[Component data from apps and pages]
------------------------------
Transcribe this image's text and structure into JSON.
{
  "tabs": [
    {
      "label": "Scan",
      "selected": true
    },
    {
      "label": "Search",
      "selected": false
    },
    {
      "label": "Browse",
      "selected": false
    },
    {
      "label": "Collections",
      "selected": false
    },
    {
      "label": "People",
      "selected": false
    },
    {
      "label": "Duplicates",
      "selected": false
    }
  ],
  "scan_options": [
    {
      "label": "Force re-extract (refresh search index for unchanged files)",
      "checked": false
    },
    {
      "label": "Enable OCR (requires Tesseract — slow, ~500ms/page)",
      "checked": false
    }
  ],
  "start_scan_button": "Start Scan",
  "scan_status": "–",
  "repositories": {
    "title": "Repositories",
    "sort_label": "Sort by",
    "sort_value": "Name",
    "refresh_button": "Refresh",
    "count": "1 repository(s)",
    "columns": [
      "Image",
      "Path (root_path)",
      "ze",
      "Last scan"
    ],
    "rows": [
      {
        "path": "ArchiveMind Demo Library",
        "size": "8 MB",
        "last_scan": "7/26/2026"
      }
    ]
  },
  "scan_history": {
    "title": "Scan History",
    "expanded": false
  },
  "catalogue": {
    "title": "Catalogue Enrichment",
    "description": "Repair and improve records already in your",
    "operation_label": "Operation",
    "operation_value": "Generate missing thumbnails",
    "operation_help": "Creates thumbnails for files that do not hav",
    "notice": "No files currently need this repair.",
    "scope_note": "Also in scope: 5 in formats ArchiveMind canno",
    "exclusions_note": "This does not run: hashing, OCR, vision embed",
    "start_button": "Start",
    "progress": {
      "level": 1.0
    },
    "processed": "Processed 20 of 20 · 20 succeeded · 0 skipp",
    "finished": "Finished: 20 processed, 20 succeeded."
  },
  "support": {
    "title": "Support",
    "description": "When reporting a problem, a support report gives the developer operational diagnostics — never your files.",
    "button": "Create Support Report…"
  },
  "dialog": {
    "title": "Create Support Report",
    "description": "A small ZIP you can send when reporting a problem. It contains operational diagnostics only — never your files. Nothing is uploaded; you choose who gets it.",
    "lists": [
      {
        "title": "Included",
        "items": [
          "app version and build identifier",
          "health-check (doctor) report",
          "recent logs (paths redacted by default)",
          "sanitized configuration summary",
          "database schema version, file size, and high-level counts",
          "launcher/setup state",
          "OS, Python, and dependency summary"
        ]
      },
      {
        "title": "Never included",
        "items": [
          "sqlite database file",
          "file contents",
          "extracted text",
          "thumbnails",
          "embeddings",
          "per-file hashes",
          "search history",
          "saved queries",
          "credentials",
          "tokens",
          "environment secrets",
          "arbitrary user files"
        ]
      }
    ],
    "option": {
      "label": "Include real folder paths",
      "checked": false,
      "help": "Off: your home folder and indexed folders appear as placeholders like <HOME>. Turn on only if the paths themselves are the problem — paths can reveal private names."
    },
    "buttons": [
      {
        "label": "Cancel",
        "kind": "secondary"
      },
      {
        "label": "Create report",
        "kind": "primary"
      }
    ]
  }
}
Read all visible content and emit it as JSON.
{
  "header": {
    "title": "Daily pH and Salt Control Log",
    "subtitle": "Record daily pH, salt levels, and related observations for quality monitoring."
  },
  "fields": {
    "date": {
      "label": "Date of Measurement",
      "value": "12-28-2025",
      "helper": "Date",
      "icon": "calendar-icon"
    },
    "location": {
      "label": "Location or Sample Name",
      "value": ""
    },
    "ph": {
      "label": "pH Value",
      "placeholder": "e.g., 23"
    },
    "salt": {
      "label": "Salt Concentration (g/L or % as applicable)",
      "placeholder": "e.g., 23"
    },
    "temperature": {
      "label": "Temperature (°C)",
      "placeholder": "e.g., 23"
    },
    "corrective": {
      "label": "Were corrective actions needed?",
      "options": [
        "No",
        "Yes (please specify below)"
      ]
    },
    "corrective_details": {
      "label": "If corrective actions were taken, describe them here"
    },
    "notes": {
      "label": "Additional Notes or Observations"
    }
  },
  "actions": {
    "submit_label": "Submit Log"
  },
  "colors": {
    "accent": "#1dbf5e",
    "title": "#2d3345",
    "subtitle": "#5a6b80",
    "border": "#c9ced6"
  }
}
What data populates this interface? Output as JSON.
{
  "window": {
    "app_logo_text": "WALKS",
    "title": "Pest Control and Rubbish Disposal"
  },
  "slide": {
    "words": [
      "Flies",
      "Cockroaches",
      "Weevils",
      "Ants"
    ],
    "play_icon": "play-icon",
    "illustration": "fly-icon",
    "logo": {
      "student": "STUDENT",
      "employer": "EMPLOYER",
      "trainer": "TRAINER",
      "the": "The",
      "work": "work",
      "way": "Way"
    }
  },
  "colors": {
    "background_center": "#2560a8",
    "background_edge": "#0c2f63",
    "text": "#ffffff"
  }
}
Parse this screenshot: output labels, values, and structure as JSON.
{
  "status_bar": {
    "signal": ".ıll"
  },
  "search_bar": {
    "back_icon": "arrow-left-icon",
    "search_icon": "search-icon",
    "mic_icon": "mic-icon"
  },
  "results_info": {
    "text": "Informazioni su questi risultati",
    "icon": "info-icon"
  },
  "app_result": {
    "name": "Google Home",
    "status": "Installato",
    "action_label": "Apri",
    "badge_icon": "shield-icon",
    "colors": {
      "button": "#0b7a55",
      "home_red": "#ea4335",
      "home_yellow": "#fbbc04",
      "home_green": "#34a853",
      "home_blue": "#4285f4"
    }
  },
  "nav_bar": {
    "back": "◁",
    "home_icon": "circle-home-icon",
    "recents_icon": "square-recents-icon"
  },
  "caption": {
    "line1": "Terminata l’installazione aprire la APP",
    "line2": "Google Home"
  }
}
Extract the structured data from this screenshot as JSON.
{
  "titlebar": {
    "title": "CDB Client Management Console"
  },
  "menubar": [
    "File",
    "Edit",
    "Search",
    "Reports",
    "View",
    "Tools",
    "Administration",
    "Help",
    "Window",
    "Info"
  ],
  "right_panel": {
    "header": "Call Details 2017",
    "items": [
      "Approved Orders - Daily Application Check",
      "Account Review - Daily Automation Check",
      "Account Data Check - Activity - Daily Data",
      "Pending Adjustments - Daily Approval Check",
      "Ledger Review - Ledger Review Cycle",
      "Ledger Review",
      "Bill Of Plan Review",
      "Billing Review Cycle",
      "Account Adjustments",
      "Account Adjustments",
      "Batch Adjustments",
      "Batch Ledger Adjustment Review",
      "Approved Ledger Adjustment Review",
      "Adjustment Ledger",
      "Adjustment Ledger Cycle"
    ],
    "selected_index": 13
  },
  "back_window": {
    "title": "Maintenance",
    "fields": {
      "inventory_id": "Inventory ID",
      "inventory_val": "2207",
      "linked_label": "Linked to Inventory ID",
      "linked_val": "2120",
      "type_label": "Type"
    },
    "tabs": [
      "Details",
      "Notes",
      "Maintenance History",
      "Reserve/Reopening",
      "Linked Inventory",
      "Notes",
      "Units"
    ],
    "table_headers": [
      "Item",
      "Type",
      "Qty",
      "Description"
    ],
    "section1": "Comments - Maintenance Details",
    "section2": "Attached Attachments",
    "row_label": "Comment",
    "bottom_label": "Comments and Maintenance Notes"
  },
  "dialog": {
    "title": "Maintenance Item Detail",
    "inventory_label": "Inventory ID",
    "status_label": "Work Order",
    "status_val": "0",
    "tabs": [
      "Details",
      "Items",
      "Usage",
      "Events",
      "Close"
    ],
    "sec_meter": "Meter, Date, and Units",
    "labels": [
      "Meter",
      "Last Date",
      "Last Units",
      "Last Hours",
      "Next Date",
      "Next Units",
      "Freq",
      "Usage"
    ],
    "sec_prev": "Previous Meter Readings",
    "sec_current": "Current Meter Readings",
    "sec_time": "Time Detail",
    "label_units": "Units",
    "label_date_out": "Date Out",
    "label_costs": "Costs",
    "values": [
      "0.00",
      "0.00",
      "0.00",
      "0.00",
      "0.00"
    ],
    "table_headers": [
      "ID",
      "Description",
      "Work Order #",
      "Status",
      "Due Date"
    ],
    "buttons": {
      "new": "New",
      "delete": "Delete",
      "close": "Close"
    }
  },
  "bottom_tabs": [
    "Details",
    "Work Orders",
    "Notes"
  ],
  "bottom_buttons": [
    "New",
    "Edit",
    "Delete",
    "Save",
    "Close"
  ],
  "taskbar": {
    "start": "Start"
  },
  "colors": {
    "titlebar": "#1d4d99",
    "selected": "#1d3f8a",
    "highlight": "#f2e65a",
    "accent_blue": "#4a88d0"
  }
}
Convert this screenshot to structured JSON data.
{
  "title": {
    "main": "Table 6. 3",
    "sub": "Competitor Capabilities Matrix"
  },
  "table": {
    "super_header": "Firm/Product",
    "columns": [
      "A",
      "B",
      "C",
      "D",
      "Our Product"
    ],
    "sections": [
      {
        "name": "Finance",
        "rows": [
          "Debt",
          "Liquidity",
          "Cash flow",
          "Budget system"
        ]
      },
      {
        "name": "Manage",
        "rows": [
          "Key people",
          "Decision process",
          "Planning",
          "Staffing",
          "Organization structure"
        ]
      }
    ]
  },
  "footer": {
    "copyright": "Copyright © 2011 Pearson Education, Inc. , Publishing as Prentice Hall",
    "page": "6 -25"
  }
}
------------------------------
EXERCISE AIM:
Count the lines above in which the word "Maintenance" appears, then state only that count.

WRITTEN RESPONSE:
5